A three paragraph essay will have only one strong point in its thesis; in other words, there should be a topic sentence written as the last sentence of the introductory paragraph. This introductory paragraph should begin with an observation relevant to the topic before moving into the thesis statement. The next paragraphs develop the thesis with statements that have supporting details from the text, along with examples, and explanations.
In other words, the body paragraphs develop and support the thesis; also, in the last paragraph there should be a concluding sentence that is a summation of the thesis and main points of the essay.
Regarding the questions on pity:
Here is an earlier passage in the play as Annie Sullivan speaks with Mr. Anagnos at the Perkins Institute before she leaves for Alabama and the Kellers' home:
ANAGNOS: Annie, be humble....You will need their affection, working with this child.
ANNIE: I hope I won't need their pity.
ANAGNOS: Oh, we can all use some pity.
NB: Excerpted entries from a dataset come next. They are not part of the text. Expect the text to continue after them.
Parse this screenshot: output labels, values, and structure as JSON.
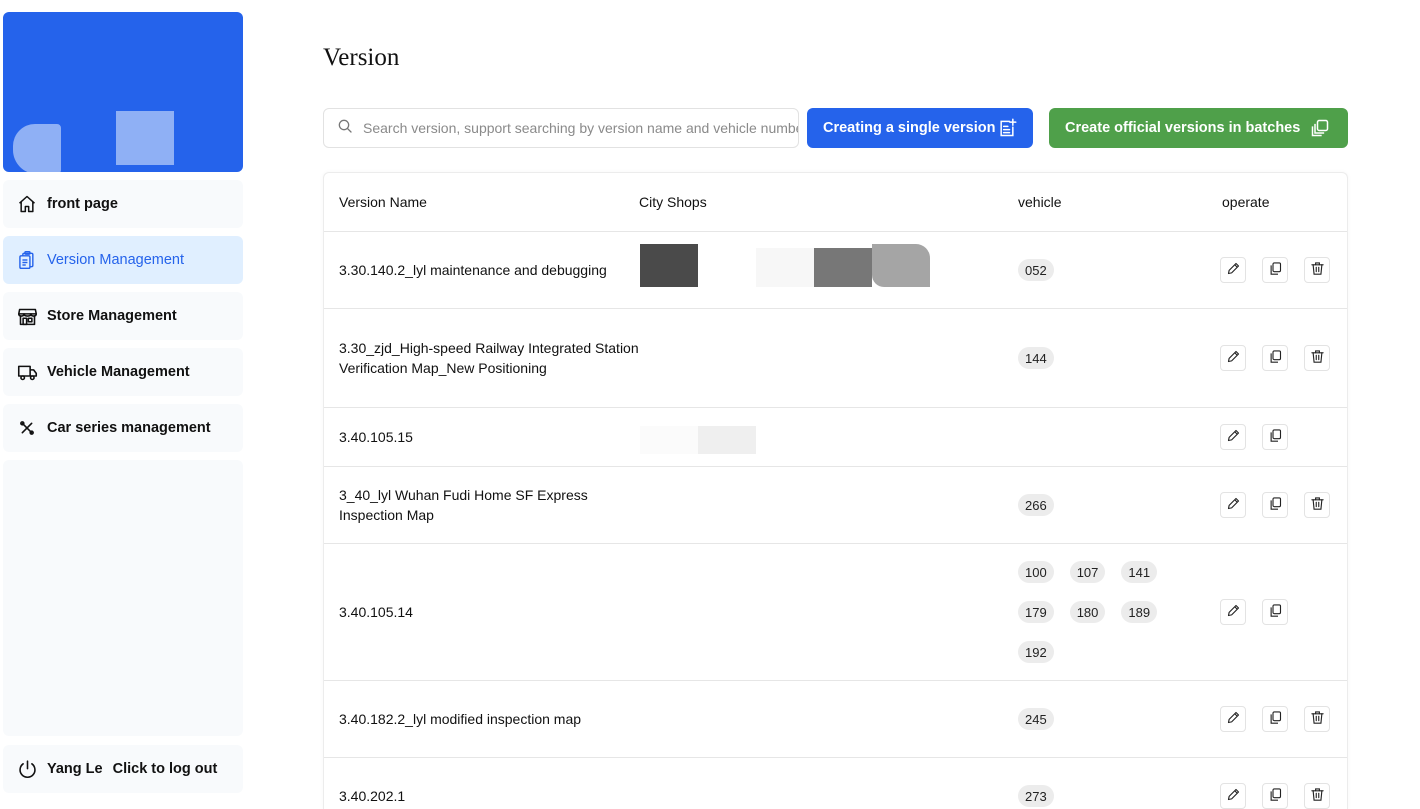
{
  "sidebar": {
    "items": [
      {
        "label": "front page",
        "icon": "home-icon"
      },
      {
        "label": "Version Management",
        "icon": "clipboard-icon"
      },
      {
        "label": "Store Management",
        "icon": "store-icon"
      },
      {
        "label": "Vehicle Management",
        "icon": "truck-icon"
      },
      {
        "label": "Car series management",
        "icon": "tools-icon"
      }
    ],
    "active_item": "Version Management",
    "user_name": "Yang Le",
    "logout_label": "Click to log out"
  },
  "page": {
    "title": "Version"
  },
  "toolbar": {
    "search_placeholder": "Search version, support searching by version name and vehicle number",
    "create_single_label": "Creating a single version",
    "create_batch_label": "Create official versions in batches"
  },
  "table": {
    "headers": [
      "Version Name",
      "City Shops",
      "vehicle",
      "operate"
    ],
    "rows": [
      {
        "name": "3.30.140.2_lyl maintenance and debugging",
        "vehicles": [
          "052"
        ],
        "can_delete": true
      },
      {
        "name": "3.30_zjd_High-speed Railway Integrated Station Verification Map_New Positioning",
        "vehicles": [
          "144"
        ],
        "can_delete": true
      },
      {
        "name": "3.40.105.15",
        "vehicles": [],
        "can_delete": false
      },
      {
        "name": "3_40_lyl Wuhan Fudi Home SF Express Inspection Map",
        "vehicles": [
          "266"
        ],
        "can_delete": true
      },
      {
        "name": "3.40.105.14",
        "vehicles": [
          "100",
          "107",
          "141",
          "179",
          "180",
          "189",
          "192"
        ],
        "can_delete": false
      },
      {
        "name": "3.40.182.2_lyl modified inspection map",
        "vehicles": [
          "245"
        ],
        "can_delete": true
      },
      {
        "name": "3.40.202.1",
        "vehicles": [
          "273"
        ],
        "can_delete": true
      }
    ]
  },
  "colors": {
    "primary": "#2563eb",
    "success": "#4fa04a",
    "active_bg": "#e0efff"
  }
}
Perhaps, then, the pity that is given to a person should be only enough that causes the giver to become patient in his or her behavior management and teaching. When Annie declares that she wants no pity, she means that she does not want people to feel sorry for her. But, when Mr. Anagnos says that all people can use some pity, he implies that they need compassion. For, by exercising compassion, a person will have patience with others; therefore, if Annie has this understanding and compassion for Helen, she will be a more effective teacher of this girl.
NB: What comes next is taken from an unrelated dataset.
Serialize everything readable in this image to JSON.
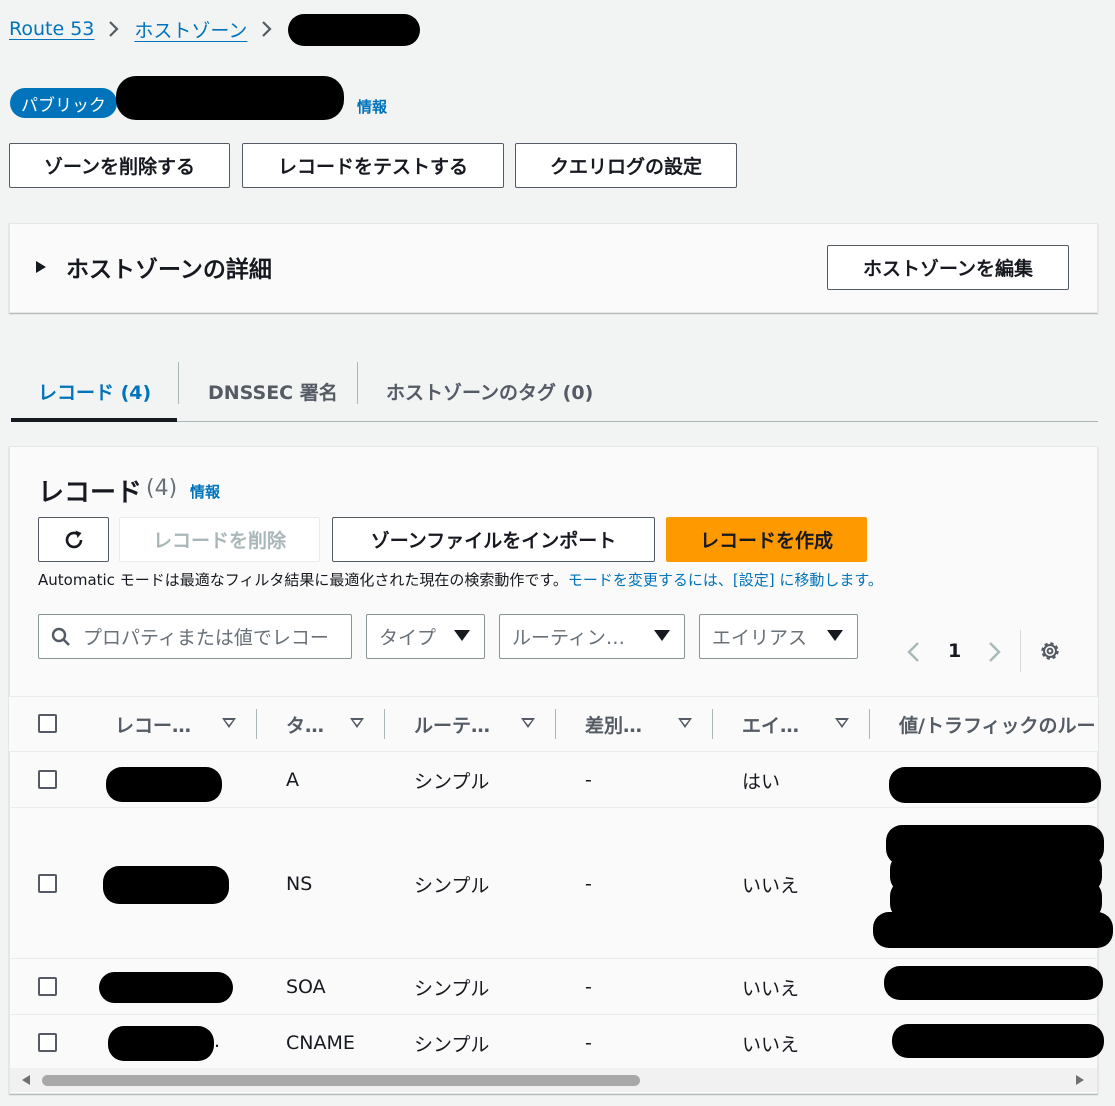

In the narrative of Gibson's play, Annie never pities Helen for being blind and deaf; instead, she demands that Helen behave. On the other hand, she does pity Helen's condition that causes the girl such frustration; so, Annie is stalwart and patient as she continues to spell out words for Annie in the girl's hand. And, she perseveres in her compassion for Helen. Eventually, Annie breaks through the barriers of Helen's handicaps and reaches Helen's brain, as it finally makes the connection between things and their names.